“All in all, I’d say it’s all coming together. We’ll now work hard and go through plenty of data tonight and hopefully I’ll make another step forward tomorrow.”

His best lap was 1.1 seconds up on Friday driver Sean Gelael, the Indonesian Formula 2 driver, in FP1 (1:39.267 to 1:40.406, good enough for 14th) and 1.1 seconds off the returning Kvyat in FP2 (1:37.987 to 1:36.761, good enough for 17th). Interestingly, the Gelael/Hartley combination in FP1 marked the second time in three races that Toro Rosso had a pair of drivers in its cars without a single Grand Prix start between them – Gasly’s debut at Malaysia was the other, when he and Gelael were in in FP1.
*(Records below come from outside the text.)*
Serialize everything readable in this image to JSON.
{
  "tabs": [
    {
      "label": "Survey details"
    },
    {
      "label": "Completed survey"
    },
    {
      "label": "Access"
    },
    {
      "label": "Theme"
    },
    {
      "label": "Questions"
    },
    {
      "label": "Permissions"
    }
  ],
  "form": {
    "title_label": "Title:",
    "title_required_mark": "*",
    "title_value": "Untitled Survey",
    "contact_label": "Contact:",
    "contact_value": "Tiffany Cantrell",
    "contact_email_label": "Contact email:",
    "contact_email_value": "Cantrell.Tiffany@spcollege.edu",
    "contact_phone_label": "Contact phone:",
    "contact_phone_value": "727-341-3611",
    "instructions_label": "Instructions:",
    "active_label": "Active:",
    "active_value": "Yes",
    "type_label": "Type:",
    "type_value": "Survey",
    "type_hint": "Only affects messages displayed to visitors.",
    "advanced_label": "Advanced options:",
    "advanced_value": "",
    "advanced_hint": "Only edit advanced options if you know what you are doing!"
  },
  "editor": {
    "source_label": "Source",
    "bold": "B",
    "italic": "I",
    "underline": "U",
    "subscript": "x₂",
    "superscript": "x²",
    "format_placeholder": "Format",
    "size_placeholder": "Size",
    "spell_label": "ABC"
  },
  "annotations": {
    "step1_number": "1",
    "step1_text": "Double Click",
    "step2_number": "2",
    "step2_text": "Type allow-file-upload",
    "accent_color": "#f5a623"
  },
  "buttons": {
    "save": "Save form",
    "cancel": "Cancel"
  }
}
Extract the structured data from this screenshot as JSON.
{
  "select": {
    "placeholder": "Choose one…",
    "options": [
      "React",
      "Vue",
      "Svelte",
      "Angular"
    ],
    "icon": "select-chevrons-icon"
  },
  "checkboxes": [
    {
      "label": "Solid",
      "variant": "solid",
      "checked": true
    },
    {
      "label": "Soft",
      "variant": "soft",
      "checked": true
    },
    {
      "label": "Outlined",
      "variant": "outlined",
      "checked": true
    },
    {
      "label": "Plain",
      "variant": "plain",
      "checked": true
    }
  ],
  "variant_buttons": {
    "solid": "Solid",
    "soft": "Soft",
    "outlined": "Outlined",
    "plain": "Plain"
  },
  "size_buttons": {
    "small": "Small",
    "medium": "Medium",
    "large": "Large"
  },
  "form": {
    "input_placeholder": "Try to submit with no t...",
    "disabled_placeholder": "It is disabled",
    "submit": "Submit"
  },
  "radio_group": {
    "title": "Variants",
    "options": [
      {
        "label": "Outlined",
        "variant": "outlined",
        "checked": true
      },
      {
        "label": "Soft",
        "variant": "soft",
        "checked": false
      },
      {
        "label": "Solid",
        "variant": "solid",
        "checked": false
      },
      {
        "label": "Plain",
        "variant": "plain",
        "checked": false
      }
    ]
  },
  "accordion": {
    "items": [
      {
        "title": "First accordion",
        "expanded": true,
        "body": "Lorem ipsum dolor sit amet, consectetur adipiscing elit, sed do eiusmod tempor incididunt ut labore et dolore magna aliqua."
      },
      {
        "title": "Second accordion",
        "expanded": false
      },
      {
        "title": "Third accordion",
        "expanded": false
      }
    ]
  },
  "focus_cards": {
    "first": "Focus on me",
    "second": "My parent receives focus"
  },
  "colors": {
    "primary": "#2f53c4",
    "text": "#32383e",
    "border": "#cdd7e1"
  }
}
Coming into Friday’s running, Hartley said he was more ready for this opportunity now than he had been as a teenager. He admitted he’d called Red Bull’s Helmut Marko in the wake of Porsche’s LMP1 withdrawal news earlier this year to say he was game for any chance that might come.

“I’m a lot stronger than I was back then, basically. I wasn’t ready at 18 years old. I like to think I’m ready now,” he said.

“I haven’t driven a single-seater since 2012, but I like to think that Porsche LMP1 has hopefully prepared me well.”

As for the rest of his weekend, it’s been made more complicated by Hartley being assessed a 25-spot grid penalty, even though Hartley had done nothing to accrue the penalties.

The roundabout sequence of driver changes at Toro Rosso saw Gasly replace Kvyat, Kvyat replace Sainz, and now Hartley replace Gasly, as is outlined by NBCSN pit reporter Will Buxton below.